There we were, sitting at a table coloring pictures with an older African American woman with a bit too much rouge and a thick line of lipstick covering her lips. She told us of her past and we realized she had a completely different upbringing than the three of us, me as a teacher and two of my female Catholic High School students.
We talked to her about Christmas and how she did not enjoy Christmas as a child. There were no presents or gifts, but there was a pancake breakfast with horrible pancakes.
I asked her if she had any children. She replied, “I had them but they wouldn’t have me.” I ached from the bottom of my heart to hear those words.
We did get her laughing when we talked about old funny movies and dancing. She recalled some good times from her past, singing in a Glee club and playing a few sports. She was very proud that she had been given a cake at this senior citizen center for her birthday last week. They even gave her a Klondike bar. It was only for a moment in time that we were able to really relate to her story but we left a footprint in her world and she left remaining fingerprints in our minds.

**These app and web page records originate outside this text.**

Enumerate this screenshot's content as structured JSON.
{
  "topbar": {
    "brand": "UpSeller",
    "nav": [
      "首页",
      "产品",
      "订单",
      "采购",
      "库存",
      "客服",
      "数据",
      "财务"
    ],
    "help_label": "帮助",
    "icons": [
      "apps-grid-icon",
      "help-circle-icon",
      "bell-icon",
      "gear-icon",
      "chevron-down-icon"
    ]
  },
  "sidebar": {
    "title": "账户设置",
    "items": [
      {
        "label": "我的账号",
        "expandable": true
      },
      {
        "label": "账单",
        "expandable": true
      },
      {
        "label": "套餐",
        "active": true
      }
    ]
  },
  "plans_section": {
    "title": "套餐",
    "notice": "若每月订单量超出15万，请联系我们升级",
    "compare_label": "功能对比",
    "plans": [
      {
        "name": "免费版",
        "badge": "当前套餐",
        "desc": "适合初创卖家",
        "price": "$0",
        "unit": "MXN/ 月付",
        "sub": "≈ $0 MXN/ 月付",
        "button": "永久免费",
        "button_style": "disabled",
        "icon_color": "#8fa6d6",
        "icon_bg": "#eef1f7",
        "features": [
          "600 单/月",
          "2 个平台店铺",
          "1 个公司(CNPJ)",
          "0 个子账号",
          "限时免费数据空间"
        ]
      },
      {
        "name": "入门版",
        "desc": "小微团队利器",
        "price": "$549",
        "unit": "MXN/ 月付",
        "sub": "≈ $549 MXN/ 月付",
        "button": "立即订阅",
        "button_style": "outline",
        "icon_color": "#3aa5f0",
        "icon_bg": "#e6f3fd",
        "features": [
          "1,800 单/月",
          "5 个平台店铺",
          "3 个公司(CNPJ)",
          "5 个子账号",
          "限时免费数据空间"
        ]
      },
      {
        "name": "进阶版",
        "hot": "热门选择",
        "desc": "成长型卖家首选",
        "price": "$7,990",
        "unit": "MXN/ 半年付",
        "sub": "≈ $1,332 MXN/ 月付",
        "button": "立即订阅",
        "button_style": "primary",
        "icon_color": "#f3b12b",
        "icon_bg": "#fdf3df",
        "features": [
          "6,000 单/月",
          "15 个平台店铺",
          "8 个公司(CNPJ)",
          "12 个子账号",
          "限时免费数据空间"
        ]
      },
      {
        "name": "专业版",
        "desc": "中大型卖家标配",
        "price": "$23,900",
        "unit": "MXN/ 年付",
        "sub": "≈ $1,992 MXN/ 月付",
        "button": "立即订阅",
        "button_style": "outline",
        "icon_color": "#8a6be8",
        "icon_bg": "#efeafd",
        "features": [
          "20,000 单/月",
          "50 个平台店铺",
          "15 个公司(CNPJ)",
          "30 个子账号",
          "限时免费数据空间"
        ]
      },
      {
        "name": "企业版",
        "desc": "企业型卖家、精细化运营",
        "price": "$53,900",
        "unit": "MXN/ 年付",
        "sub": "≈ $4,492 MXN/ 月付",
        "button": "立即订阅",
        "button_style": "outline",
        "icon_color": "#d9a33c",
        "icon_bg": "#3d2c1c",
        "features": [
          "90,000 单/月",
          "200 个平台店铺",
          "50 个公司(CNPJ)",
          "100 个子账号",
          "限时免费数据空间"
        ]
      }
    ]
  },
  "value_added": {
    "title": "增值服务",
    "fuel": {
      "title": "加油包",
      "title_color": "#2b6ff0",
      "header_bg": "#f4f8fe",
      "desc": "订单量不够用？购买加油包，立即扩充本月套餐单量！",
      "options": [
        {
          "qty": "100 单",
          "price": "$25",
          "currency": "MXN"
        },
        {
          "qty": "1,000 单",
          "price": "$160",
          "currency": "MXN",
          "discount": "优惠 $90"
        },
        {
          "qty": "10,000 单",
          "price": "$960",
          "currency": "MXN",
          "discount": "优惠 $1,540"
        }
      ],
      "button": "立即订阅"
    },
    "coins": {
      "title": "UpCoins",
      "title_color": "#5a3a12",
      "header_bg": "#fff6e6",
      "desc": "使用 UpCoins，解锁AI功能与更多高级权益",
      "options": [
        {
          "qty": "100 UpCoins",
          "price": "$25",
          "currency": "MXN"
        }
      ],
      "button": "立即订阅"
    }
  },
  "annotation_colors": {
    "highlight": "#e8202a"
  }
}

I have heard the saying, “Leave only footprints. Take only memories.” for years but that day I believe I did just that.
Yesterday I took 38 of my senior students on a field trip to an outreach ministry in town called CrossRoads Ministry. It was a day filled with immersion into the places of the marginalized of our community. Some of the students visited and worked with adults who are mentally disabled and the others socialized with the elderly who are living on the verge of poverty. We then all ate with homeless, poverty-stricken but not necessarily hopeless people at local soup kitchens.
Many of the stories my students told when we were all together again were of the great hope these new friends had for their lives. I met a man who was at least 65 that said he was going to go back to school because he wants to teach. Others met people who, because of life circumstances, should have been angry but instead smiled and thanked the students for visiting with them.
The purpose of this immersion was not to serve, judge, or help, but just to make a new friend. I agree with their objective of forming a relationship with others who we would normally pass by on the street without any acknowledgement at all. It is only when you find common ground that you realize we are all human, all made in the image of God, all one family.
I have been trying to teach my students since last year that Jesus loved the marginalized of our society. In fact, he said at one point that he didn’t come for righteous, he came for the sick and the poor.
If we truly want to be Christians we must get out of our comfort zones. We must go to where Jesus Christ would go. We must support others with love, respect and dignity. We must hold out our hand and introduce ourselves, open our lives to others and give them what they need and desire respect and love. Only when we say, “Hello, my name is ______” and attempt to form relationships with others on the edge of society can we begin to call ourselves Christians. Those who truly follow Christ. Because that is where Christ went and where he wants us to go.
Copyright 2014 Lori Hadorn-Disselkamp